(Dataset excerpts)
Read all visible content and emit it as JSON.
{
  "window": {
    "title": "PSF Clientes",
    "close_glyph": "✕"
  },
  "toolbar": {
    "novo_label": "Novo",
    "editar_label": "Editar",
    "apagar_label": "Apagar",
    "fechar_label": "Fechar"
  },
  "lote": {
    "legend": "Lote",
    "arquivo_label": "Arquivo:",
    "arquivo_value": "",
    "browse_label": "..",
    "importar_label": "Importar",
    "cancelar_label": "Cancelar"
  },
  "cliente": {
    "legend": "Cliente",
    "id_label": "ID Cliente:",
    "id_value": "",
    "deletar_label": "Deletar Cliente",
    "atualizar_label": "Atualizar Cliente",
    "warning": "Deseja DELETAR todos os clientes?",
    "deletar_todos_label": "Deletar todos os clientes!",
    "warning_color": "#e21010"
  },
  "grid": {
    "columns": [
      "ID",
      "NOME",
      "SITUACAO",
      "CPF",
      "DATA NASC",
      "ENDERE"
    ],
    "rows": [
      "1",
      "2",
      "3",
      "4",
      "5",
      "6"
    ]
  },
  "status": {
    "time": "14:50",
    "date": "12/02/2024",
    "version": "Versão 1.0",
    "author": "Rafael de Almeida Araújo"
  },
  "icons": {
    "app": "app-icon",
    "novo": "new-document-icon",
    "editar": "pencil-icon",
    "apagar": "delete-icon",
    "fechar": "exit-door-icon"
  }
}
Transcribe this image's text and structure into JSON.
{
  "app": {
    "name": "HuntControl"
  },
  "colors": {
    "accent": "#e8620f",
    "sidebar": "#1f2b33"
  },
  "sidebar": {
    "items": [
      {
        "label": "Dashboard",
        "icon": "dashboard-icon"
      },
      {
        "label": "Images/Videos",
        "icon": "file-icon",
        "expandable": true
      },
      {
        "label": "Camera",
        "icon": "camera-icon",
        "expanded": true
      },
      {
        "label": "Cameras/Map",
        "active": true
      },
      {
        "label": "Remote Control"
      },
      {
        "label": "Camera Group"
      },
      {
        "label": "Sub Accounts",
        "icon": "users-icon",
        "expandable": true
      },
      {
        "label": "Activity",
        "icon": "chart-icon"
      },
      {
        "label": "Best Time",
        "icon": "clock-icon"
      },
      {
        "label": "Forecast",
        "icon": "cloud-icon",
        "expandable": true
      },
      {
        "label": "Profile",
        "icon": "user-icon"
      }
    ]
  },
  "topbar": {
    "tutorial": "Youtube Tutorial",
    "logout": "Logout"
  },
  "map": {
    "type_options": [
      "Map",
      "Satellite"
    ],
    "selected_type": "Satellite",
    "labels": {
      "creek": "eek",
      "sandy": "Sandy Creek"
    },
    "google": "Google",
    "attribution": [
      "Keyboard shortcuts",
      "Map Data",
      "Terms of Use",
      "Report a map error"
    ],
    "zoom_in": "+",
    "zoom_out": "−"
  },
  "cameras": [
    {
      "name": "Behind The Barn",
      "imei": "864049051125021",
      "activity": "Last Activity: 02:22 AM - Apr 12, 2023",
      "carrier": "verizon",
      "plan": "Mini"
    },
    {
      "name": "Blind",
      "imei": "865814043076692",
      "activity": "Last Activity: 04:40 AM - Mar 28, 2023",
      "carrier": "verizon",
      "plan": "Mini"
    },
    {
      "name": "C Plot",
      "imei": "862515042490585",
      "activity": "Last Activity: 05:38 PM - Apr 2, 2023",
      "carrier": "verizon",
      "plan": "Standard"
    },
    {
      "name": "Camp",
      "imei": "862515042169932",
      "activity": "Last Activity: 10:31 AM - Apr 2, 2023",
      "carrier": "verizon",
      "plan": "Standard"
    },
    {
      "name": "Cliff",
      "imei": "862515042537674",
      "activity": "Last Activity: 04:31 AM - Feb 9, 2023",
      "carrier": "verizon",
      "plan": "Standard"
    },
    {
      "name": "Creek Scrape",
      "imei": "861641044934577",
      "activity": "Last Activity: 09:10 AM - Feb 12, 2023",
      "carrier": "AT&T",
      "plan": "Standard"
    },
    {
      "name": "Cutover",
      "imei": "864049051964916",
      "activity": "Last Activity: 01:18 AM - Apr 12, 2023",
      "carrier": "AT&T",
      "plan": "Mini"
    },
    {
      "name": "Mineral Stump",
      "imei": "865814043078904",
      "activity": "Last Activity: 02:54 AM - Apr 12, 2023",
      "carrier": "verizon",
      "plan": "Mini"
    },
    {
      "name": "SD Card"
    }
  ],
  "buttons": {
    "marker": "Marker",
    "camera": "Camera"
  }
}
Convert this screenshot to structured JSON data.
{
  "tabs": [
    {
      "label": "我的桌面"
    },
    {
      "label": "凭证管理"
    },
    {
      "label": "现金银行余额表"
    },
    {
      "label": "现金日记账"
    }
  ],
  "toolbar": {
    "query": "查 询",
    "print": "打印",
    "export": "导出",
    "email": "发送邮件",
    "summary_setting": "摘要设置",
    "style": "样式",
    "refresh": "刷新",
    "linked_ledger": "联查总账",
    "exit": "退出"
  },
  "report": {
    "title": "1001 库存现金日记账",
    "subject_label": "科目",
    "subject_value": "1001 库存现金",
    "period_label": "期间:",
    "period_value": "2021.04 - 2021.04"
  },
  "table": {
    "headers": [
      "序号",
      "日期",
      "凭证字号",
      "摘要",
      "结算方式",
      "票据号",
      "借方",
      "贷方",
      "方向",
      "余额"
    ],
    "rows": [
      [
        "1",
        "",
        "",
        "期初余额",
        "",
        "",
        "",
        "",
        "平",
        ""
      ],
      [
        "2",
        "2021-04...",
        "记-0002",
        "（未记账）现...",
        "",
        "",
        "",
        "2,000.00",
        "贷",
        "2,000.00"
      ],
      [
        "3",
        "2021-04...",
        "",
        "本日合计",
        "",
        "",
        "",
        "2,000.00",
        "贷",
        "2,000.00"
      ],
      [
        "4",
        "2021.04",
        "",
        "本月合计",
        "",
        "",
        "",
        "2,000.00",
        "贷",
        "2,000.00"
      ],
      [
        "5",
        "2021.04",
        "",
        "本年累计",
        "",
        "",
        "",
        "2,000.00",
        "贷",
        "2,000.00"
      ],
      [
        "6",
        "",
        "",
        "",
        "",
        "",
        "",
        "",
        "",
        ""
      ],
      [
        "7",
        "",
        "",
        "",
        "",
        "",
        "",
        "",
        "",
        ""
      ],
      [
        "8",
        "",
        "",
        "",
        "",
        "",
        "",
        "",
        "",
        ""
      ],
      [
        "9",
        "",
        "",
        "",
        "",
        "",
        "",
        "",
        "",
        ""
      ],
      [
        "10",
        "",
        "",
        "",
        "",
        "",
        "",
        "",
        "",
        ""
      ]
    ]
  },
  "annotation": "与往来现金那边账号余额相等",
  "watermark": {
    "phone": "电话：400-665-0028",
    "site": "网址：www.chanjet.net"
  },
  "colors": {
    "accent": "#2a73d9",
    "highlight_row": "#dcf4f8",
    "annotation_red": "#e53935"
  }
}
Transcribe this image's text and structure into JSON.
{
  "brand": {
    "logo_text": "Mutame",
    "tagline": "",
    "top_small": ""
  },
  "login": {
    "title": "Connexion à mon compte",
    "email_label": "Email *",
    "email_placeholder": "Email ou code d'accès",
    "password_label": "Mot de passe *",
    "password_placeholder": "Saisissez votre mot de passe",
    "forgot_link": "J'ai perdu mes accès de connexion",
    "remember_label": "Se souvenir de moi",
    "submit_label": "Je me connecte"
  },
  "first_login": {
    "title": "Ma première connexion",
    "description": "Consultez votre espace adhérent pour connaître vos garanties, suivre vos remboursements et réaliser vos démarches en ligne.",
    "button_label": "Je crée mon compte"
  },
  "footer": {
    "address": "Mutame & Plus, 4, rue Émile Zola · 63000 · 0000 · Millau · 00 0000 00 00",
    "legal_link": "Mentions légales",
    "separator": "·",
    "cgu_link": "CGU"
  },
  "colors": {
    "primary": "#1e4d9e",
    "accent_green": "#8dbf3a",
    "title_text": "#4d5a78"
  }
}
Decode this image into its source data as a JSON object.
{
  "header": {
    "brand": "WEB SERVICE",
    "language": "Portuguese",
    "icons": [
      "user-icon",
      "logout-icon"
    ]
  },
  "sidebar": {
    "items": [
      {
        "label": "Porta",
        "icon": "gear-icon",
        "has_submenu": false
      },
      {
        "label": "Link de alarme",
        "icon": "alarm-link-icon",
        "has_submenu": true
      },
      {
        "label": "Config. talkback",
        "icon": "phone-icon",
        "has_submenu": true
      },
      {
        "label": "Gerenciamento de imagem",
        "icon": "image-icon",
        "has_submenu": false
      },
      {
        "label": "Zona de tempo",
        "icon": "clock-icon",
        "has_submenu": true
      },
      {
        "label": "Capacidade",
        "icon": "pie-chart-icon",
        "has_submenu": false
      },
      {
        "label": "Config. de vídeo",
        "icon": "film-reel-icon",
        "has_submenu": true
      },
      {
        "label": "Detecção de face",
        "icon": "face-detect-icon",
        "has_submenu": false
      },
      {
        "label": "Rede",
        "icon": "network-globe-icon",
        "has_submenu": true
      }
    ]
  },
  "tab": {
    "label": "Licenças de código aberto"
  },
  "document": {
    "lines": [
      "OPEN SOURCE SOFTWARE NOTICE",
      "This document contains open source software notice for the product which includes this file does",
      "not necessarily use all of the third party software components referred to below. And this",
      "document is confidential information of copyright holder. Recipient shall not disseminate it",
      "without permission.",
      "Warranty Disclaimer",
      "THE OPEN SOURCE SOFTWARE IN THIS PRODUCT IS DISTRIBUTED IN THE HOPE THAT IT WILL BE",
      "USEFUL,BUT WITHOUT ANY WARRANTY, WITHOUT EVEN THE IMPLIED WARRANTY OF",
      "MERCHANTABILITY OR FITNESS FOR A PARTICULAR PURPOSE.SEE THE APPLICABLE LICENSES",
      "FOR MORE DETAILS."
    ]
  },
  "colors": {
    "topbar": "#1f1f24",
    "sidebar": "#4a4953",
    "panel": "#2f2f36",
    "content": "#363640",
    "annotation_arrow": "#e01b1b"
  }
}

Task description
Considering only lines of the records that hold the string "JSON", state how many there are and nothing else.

Written response
5